Humanity – uncensored, idyllic and recreated in eternal simplicities – is at the heart of Clark’s way and this may yet prove the longlasting legacy of Clark-Bekederemo in the annals of African, nay, global literature. THE IRENIC CLARK – A Tribute by Kemi Atanda ILORI Page 4 of 4 J.P. Clark has been described as one of the four greats of Nigerian literary authors in English in the immediate post-Independence era – the others being Christopher Okigbo, Chinua Achebe and Wole Soyinka. In the defining cataclysm of their era, the Nigerian Civil War (1967-1970), Christopher Okigbo dropped his pen and took up arms in defence of Biafra and perished in the Nsukka sector of the war. Chinua Achebe spent time as a cultural ambassador and apologist for the Biafran cause and Soyinka spent considerable time in solitary confinement for his role in seeking to find “the third way” to avoid or ameliorate Biafran secession. In contrast, J.P. Clark remained in his teaching post at the University of Lagos. His beloved Niger Delta, because of its oil and gas reserves, was a precious spoil that the opposed Nigerian and Biafran forces fought bitterly over.
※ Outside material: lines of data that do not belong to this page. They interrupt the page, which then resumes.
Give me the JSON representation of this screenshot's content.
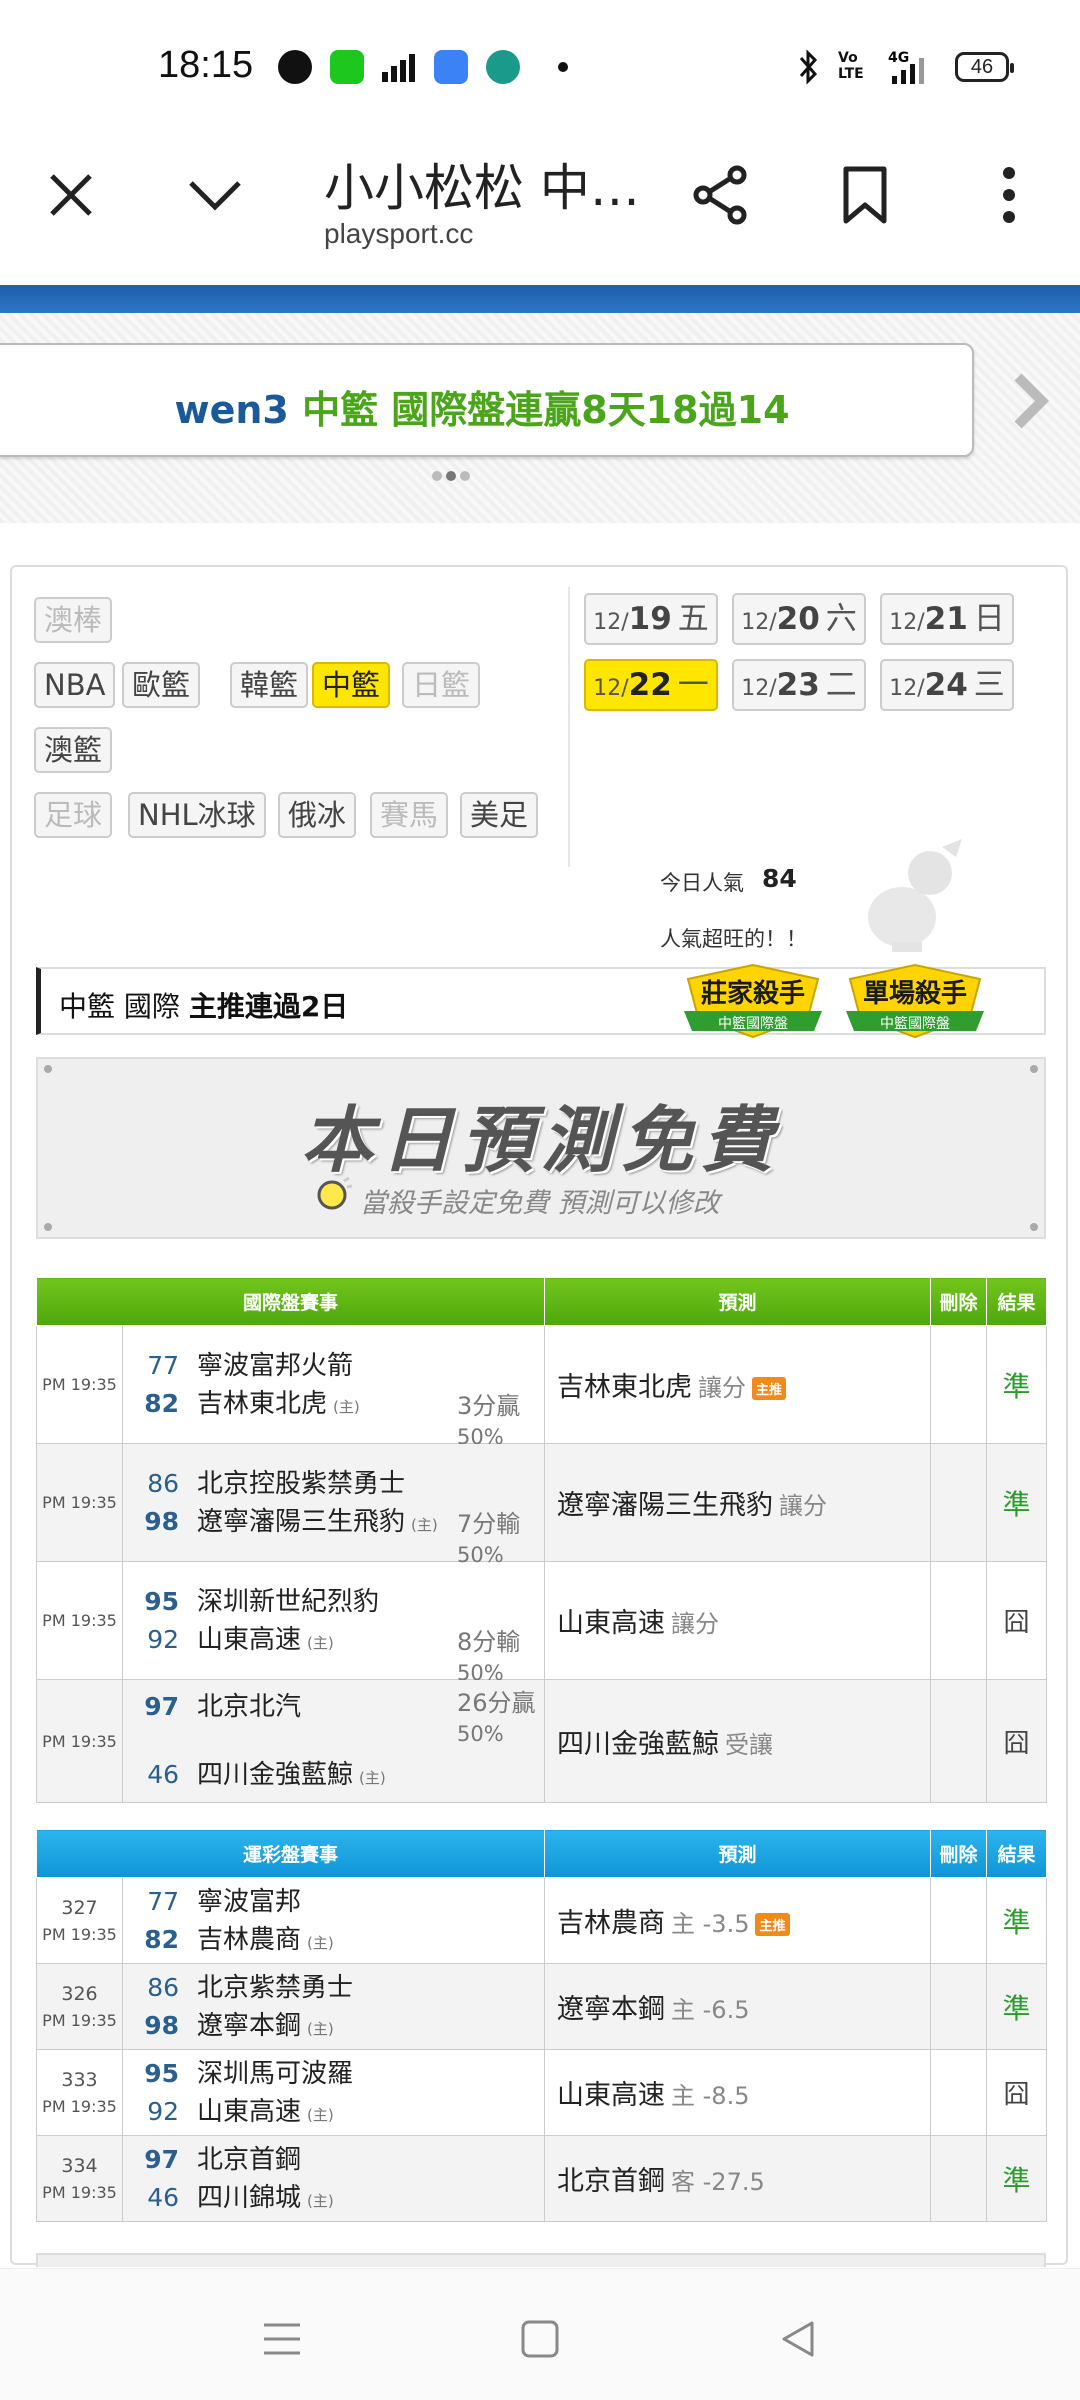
{
  "status_bar": {
    "time": "18:15",
    "battery": "46"
  },
  "browser": {
    "title": "小小松松 中…",
    "domain": "playsport.cc"
  },
  "banner": {
    "user": "wen3",
    "text": " 中籃 國際盤連贏8天18過14"
  },
  "sports": [
    {
      "label": "澳棒",
      "disabled": true
    },
    {
      "label": "NBA",
      "disabled": false
    },
    {
      "label": "歐籃",
      "disabled": false
    },
    {
      "label": "韓籃",
      "disabled": false
    },
    {
      "label": "中籃",
      "disabled": false,
      "active": true
    },
    {
      "label": "日籃",
      "disabled": true
    },
    {
      "label": "澳籃",
      "disabled": false
    },
    {
      "label": "足球",
      "disabled": true
    },
    {
      "label": "NHL冰球",
      "disabled": false
    },
    {
      "label": "俄冰",
      "disabled": false
    },
    {
      "label": "賽馬",
      "disabled": true
    },
    {
      "label": "美足",
      "disabled": false
    }
  ],
  "dates": [
    {
      "month": "12/",
      "day": "19",
      "weekday": "五"
    },
    {
      "month": "12/",
      "day": "20",
      "weekday": "六"
    },
    {
      "month": "12/",
      "day": "21",
      "weekday": "日"
    },
    {
      "month": "12/",
      "day": "22",
      "weekday": "一",
      "active": true
    },
    {
      "month": "12/",
      "day": "23",
      "weekday": "二"
    },
    {
      "month": "12/",
      "day": "24",
      "weekday": "三"
    }
  ],
  "popularity": {
    "label": "今日人氣",
    "value": "84",
    "message": "人氣超旺的！！"
  },
  "streak": {
    "prefix": "中籃 國際 ",
    "bold": "主推連過2日"
  },
  "badges": [
    {
      "title": "莊家殺手",
      "sub": "中籃國際盤"
    },
    {
      "title": "單場殺手",
      "sub": "中籃國際盤"
    }
  ],
  "free_banner": {
    "title": "本日預測免費",
    "subtitle": "當殺手設定免費  預測可以修改"
  },
  "intl_table": {
    "headers": [
      "國際盤賽事",
      "預測",
      "刪除",
      "結果"
    ],
    "rows": [
      {
        "time": "PM 19:35",
        "away_score": "77",
        "away": "寧波富邦火箭",
        "home_score": "82",
        "home": "吉林東北虎",
        "home_tag": "(主)",
        "margin": "3分贏",
        "pct": "50%",
        "pick": "吉林東北虎",
        "note": "讓分",
        "tag": "主推",
        "result": "準",
        "win": true,
        "alt": false,
        "home_wins": true
      },
      {
        "time": "PM 19:35",
        "away_score": "86",
        "away": "北京控股紫禁勇士",
        "home_score": "98",
        "home": "遼寧瀋陽三生飛豹",
        "home_tag": "(主)",
        "margin": "7分輸",
        "pct": "50%",
        "pick": "遼寧瀋陽三生飛豹",
        "note": "讓分",
        "tag": "",
        "result": "準",
        "win": true,
        "alt": true,
        "home_wins": true
      },
      {
        "time": "PM 19:35",
        "away_score": "95",
        "away": "深圳新世紀烈豹",
        "home_score": "92",
        "home": "山東高速",
        "home_tag": "(主)",
        "margin": "8分輸",
        "pct": "50%",
        "pick": "山東高速",
        "note": "讓分",
        "tag": "",
        "result": "囧",
        "win": false,
        "alt": false,
        "home_wins": false
      },
      {
        "time": "PM 19:35",
        "away_score": "97",
        "away": "北京北汽",
        "home_score": "46",
        "home": "四川金強藍鯨",
        "home_tag": "(主)",
        "margin": "26分贏",
        "pct": "50%",
        "pick": "四川金強藍鯨",
        "note": "受讓",
        "tag": "",
        "result": "囧",
        "win": false,
        "alt": true,
        "home_wins": false
      }
    ]
  },
  "lott_table": {
    "headers": [
      "運彩盤賽事",
      "預測",
      "刪除",
      "結果"
    ],
    "rows": [
      {
        "num": "327",
        "time": "PM 19:35",
        "away_score": "77",
        "away": "寧波富邦",
        "home_score": "82",
        "home": "吉林農商",
        "home_tag": "(主)",
        "pick": "吉林農商",
        "note": "主 -3.5",
        "tag": "主推",
        "result": "準",
        "win": true,
        "alt": false,
        "home_wins": true
      },
      {
        "num": "326",
        "time": "PM 19:35",
        "away_score": "86",
        "away": "北京紫禁勇士",
        "home_score": "98",
        "home": "遼寧本鋼",
        "home_tag": "(主)",
        "pick": "遼寧本鋼",
        "note": "主 -6.5",
        "tag": "",
        "result": "準",
        "win": true,
        "alt": true,
        "home_wins": true
      },
      {
        "num": "333",
        "time": "PM 19:35",
        "away_score": "95",
        "away": "深圳馬可波羅",
        "home_score": "92",
        "home": "山東高速",
        "home_tag": "(主)",
        "pick": "山東高速",
        "note": "主 -8.5",
        "tag": "",
        "result": "囧",
        "win": false,
        "alt": false,
        "home_wins": false
      },
      {
        "num": "334",
        "time": "PM 19:35",
        "away_score": "97",
        "away": "北京首鋼",
        "home_score": "46",
        "home": "四川錦城",
        "home_tag": "(主)",
        "pick": "北京首鋼",
        "note": "客 -27.5",
        "tag": "",
        "result": "準",
        "win": true,
        "alt": true,
        "home_wins": false
      }
    ]
  },
  "colors": {
    "accent_blue": "#1f5fa8",
    "green_header": "#5cb614",
    "blue_header": "#1aa2e0",
    "active_yellow": "#ffe600",
    "win_green": "#2e9a2e"
  }
}
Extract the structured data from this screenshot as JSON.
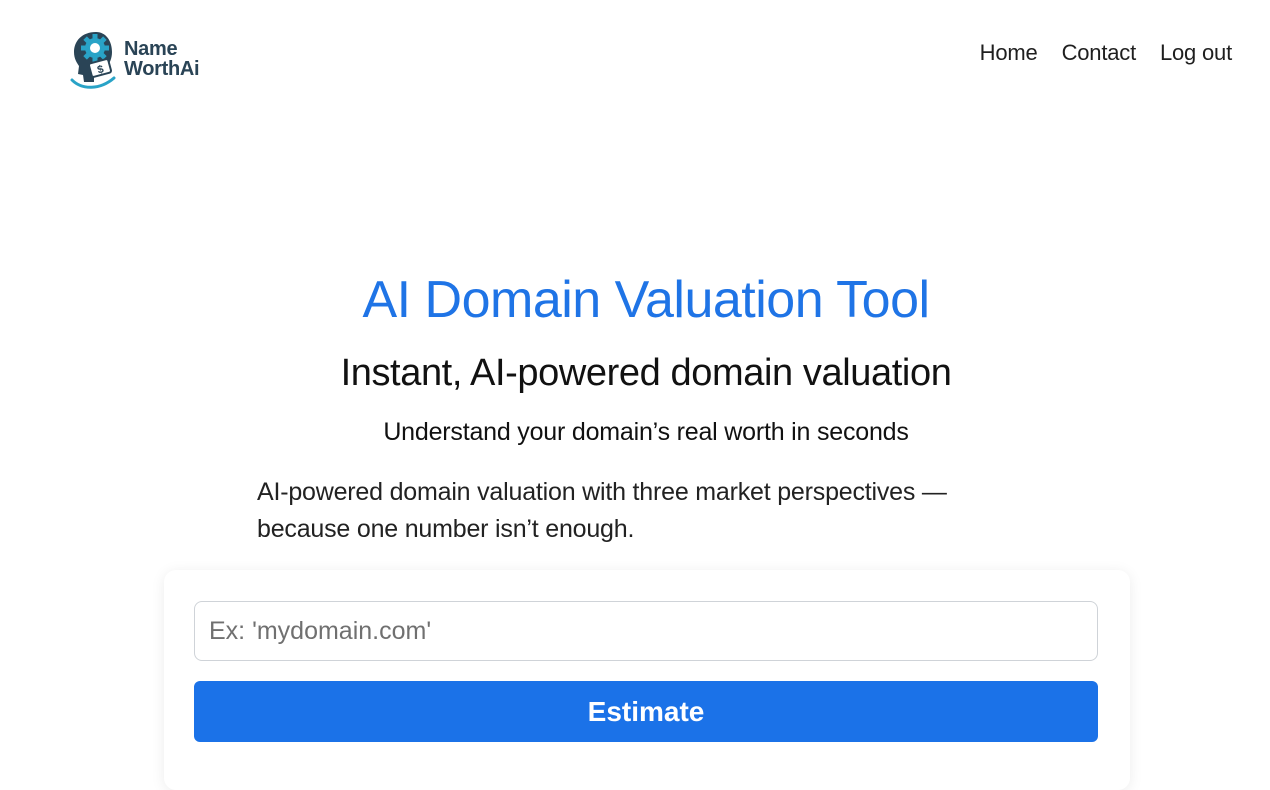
{
  "brand": {
    "line1": "Name",
    "line2": "WorthAi",
    "accent_color": "#1f74e6",
    "logo_color": "#2a4456"
  },
  "nav": {
    "items": [
      {
        "label": "Home"
      },
      {
        "label": "Contact"
      },
      {
        "label": "Log out"
      }
    ]
  },
  "hero": {
    "title": "AI Domain Valuation Tool",
    "subtitle": "Instant, AI-powered domain valuation",
    "tagline": "Understand your domain’s real worth in seconds",
    "description": "AI-powered domain valuation with three market perspectives — because one number isn’t enough."
  },
  "form": {
    "domain_placeholder": "Ex: 'mydomain.com'",
    "domain_value": "",
    "submit_label": "Estimate",
    "button_color": "#1b72e8"
  }
}
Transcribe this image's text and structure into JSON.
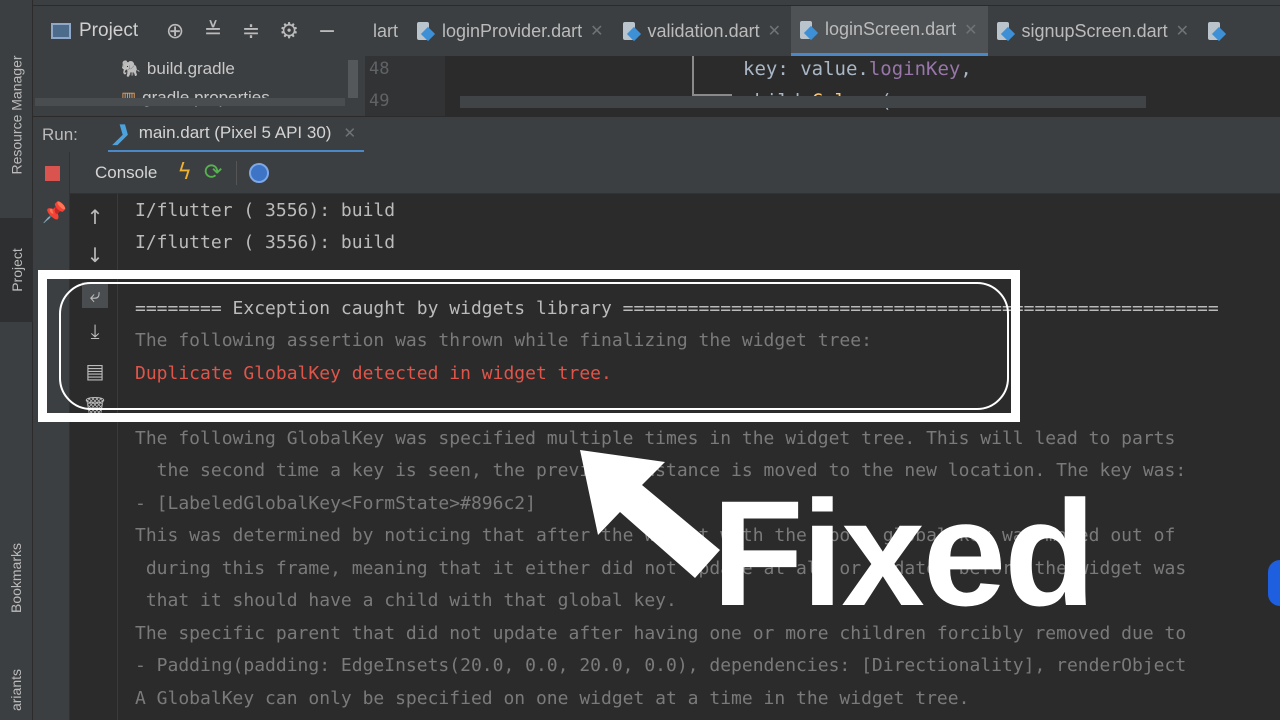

Clark chose to stay within Nigeria, undoubtedly traumatised by the wanton bloodshed and widespread destruction occasioned by the war, as revealed in his war volume, Casualties: Poems 1966– 68 (1970). Although his position was controversial and his poetic reflections greatly misunderstood and misjudged by people he describes as his “flockmates” in his reminiscences, Clark in his dramas and life deconstructs society’s crises as a watershed to acknowledge grievances, not to escalate them, and to invoke ethical sanctions in which restorative justice allows a coalition of mutual interests and not a revolutionary collapse of society’s mainstay. The irony of Clark’s position is reflected in his dramas where consensus often breaks down because society cannot be cured without its boils being lanced. But who really can say that historically revolutions have always produced a better society? In his typical but undervalued political insight, on 5 March 1986, Clark-Bekederemo summoned Soyinka and Achebe for the trio to meet Ibrahim Babangida, the Nigerian military President, to spare the life of Mamman Jiya Vatsa and others who had been found guilty of coup-plotting and were awaiting execution by firing squad. Their agency proved futile, as the condemned men were shot that evening, but it underlined J.P Clark’s humanity – certainly, the irenic Clark.

Atanda Ilori former lecturer at Obafemi Awolowo University Ile-Ife, is the publisher in Chief at the University books U.K.